Hamilton, Garretson, and Kerne [3] get a little closer to what I’m talking about — it talks about the social aspects of streaming on Twitch, accumulating followers, engaging with the community, etc… but I’d like to get more into the relationships that form among performers, as well as the relationships that performers develop with the platform (whether that’s YouTube or Twitch or whatever).

To be more direct about what I think I’m interested in, or to define it in positive terms rather than negative ones, I’m thinking about the people that make their living by streaming (instead of maybe while streaming). Maybe the second point here is thinking about the “Meta Points” post I wrote a while back, and how we’re lacking historical framing on the stuff we’re seeing today. Whether that historical framing answers some questions about these things is still kind of up in the air, but I think it helped me make sense of gig work and micro–tasks, and I see a few questions in online streaming and video productions that seems kind of open still.

One of the major questions seems to be wrestling with the power that platforms have over performers, and how the organizations that operate these platforms should negotiate with performers that don’t necessarily follow the rules. Street performance art seems like a good analogy for people that perform through online platforms (actually, Cracked uses that exact analogy in a recent video!). So I’ve been looking through a few pieces that look informative, leading to…

  • Drawing a circle in the square: street performing in New York’s Washington Square Park by Harrison- Pepper [4]
  • Radical street performance: An international anthology by Cohen-Cruz [1]
  • Street Performers and Society in Urban Japan, 1600-1900: The Beggar’s Gift by Groemer [2]
  • El teatro está en la calle: disímiles estéticas del teatro callejero by Osorio [7]
  • Street theatre and other outdoor performance by Mason [6]

That being said, I’m noticing that these are a little obscure, and I’m open to any perspectives that might be more mainstream, more relevant to the research idea I’ve laid out, more recent, etc…

This is one post in my long journey to feel out research topics that I think would be interesting. Maybe you could say that I’m posting them as an open offer to take this idea and run with it. I’m not really sure what I plan to do with it, but if this sparked your interest, let me know.
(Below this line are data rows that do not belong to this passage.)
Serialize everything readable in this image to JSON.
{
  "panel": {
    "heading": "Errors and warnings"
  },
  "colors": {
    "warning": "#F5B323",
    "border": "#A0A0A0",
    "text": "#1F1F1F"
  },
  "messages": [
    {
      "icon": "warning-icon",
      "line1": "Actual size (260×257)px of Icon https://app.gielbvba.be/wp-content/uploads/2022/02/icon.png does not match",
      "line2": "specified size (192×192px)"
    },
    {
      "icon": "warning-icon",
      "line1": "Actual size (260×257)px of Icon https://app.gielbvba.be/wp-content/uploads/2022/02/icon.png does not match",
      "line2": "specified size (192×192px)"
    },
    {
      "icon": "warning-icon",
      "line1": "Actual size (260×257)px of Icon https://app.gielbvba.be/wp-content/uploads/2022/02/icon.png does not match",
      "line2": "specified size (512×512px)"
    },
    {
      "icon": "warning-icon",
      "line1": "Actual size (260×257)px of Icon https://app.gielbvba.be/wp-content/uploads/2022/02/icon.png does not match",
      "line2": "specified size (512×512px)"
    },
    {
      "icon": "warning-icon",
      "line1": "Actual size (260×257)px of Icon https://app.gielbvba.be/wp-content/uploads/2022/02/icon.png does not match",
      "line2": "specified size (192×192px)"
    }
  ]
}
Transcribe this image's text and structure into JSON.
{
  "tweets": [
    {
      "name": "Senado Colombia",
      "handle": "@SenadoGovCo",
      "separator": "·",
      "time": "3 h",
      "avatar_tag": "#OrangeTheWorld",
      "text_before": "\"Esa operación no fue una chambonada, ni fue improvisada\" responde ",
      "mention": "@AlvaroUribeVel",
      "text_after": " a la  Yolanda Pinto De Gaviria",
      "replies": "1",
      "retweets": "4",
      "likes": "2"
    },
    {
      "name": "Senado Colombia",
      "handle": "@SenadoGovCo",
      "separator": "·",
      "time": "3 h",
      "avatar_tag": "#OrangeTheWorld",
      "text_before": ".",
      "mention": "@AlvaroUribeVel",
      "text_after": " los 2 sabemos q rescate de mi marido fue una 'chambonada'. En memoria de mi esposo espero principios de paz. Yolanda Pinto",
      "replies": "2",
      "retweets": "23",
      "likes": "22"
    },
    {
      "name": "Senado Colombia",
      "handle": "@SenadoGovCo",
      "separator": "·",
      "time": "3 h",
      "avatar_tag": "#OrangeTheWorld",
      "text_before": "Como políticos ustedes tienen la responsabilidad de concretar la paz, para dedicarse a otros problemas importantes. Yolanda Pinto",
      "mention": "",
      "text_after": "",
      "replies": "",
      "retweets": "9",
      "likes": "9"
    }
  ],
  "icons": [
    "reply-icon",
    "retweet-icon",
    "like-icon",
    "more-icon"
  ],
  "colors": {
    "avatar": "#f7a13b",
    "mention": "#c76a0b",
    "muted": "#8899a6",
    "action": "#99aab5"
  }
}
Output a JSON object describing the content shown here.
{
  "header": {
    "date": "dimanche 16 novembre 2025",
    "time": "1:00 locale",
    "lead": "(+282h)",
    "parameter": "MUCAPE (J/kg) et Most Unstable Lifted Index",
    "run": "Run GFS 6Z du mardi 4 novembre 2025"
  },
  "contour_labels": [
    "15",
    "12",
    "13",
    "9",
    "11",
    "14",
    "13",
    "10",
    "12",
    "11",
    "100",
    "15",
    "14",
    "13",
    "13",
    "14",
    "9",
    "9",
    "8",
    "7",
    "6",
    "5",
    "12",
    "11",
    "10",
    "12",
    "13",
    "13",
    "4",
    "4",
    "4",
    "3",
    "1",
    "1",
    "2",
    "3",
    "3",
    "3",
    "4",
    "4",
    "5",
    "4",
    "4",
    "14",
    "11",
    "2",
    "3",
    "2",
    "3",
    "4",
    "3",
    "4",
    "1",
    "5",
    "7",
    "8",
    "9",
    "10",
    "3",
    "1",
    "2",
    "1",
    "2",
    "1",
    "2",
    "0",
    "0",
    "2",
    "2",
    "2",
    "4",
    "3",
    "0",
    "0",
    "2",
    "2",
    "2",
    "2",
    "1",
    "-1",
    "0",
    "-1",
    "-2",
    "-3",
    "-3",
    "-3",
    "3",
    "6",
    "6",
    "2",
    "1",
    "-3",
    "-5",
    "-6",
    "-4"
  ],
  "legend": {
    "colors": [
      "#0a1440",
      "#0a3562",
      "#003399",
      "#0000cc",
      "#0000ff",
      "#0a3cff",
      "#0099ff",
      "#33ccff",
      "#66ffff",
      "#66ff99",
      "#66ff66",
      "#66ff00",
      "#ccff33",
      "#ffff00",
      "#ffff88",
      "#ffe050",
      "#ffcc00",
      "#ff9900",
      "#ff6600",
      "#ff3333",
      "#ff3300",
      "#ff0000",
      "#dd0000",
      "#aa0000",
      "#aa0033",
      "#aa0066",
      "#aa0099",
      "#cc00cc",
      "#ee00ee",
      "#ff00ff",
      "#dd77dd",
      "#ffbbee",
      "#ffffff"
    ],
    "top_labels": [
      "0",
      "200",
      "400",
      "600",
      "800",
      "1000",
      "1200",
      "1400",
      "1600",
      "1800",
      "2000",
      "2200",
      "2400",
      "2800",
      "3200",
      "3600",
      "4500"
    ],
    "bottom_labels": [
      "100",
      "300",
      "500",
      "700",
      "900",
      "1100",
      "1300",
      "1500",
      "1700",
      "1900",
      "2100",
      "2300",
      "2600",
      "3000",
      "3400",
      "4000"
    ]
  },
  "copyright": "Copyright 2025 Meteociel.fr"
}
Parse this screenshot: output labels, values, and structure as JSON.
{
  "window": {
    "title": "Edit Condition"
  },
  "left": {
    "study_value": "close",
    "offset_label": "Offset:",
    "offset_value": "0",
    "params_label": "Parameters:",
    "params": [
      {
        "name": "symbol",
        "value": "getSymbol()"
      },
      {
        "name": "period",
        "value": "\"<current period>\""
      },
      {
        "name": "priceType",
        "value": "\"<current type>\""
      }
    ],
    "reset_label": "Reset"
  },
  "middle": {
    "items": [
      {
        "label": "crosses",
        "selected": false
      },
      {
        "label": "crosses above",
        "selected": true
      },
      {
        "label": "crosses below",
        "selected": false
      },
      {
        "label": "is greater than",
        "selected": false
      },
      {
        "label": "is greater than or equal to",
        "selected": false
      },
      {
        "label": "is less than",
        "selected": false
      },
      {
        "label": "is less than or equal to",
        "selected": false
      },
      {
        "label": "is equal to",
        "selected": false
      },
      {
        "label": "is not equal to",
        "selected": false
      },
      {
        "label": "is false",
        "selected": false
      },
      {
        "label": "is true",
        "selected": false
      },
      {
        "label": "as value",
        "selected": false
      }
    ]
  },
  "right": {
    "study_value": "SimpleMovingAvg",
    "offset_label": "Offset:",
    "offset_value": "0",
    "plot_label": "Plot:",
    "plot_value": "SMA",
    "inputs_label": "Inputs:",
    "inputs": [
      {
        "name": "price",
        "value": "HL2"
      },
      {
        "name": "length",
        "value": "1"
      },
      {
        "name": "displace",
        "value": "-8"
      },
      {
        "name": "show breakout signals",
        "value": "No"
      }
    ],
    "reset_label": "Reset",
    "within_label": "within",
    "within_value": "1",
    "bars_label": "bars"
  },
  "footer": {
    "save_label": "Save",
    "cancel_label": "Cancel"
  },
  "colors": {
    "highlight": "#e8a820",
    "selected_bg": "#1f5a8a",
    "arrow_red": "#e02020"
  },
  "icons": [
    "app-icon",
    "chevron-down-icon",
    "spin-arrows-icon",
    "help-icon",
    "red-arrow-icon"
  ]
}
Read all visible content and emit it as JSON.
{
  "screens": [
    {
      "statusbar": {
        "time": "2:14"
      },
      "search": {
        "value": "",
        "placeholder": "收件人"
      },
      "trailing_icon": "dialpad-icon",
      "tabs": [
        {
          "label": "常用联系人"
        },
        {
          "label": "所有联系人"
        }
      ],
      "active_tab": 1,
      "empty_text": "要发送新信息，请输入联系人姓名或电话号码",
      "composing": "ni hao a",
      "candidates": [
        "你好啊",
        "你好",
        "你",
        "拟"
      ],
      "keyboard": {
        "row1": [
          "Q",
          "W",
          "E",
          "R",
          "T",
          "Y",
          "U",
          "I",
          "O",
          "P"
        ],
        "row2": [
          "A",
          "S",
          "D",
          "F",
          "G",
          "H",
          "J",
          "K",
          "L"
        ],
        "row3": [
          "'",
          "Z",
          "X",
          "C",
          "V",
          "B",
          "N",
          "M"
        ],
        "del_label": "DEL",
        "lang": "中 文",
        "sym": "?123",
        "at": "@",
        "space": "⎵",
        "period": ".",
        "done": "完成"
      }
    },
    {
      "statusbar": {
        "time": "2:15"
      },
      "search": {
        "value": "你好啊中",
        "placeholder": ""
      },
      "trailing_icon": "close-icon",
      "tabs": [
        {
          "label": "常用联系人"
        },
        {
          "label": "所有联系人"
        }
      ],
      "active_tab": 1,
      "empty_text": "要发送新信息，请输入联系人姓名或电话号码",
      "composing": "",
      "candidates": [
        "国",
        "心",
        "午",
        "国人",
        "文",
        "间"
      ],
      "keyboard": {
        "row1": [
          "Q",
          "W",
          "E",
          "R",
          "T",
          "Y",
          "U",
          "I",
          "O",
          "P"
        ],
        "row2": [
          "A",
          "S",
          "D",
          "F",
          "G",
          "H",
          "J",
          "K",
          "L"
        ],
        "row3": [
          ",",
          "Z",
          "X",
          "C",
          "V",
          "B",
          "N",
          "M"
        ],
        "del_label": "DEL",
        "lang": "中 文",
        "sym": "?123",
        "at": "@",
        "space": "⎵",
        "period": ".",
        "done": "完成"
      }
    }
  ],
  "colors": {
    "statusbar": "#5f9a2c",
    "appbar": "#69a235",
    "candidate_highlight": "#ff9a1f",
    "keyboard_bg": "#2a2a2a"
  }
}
If you have any suggestions of possibly interesting research topics, please be sure to contact me.

#references from up above

  1. Jan Cohen-Cruz. Radical street performance: An international anthology. Cambridge Univ Press, 1998.
  2. Gerald Groemer. Street Performers and Society in Urban Japan, 1600-1900: The Beggar’s Gift. Routledge, 2016.
  3. William A. Hamilton, Oliver Garretson, and Andruid Kerne. “Streaming on Twitch: Fostering Participatory Communities of Play Within Live Mixed Media”. In: Proceedings of the 32Nd Annual ACM Conference on Human Factors in Computing Systems. CHI ‘14. Toronto, Ontario, Canada: ACM, 2014, pp. 1315–1324. isbn: 978-1-4503-2473-1. doi: 10.1145/2556288.2557048. url: http://doi.acm.org/10.1145/2556288.2557048.
  4. Sally Harrison-Pepper. Drawing a circle in the square: street performing in New York’s Washington Square Park. Univ Pr of Mississippi, 1990.
  5. Mehdi Kaytoue et al. “Watch Me Playing, I Am a Professional: A First Study on Video Game Live Streaming”. In: Proceedings of the 21st International Conference on World Wide Web. WWW ‘12 Companion. Lyon, France: ACM, 2012, pp. 1181–1188. isbn: 978-1-4503-1230-1. doi: 10.1145/ 2187980.2188259. url: http://doi.acm.org/10.1145/2187980.2188259.
  6. Bim Mason. Street theatre and other outdoor performance. Taylor & Francis, 1992.
  7. Carlos Araque Osorio. El teatro está en la calle: disímiles estéticas del teatro callejero. 2009.
  8. Cong Zhang and Jiangchuan Liu. “On Crowdsourced Interactive Live Streaming: A Twitch.Tv–based Measurement Study”. In: Proceedings of the 25th ACM Workshop on Network and Operating Systems Support for Digital Audio and Video. NOSSDAV ‘15. Portland, Oregon: ACM, 2015, pp. 55–60. isbn: 978-1-4503-3352-8. doi: 10.1145/2736084.2736091. url: http://doi.acm.org/10.1145/2736084.2736091.
If you have something to say about this, contact me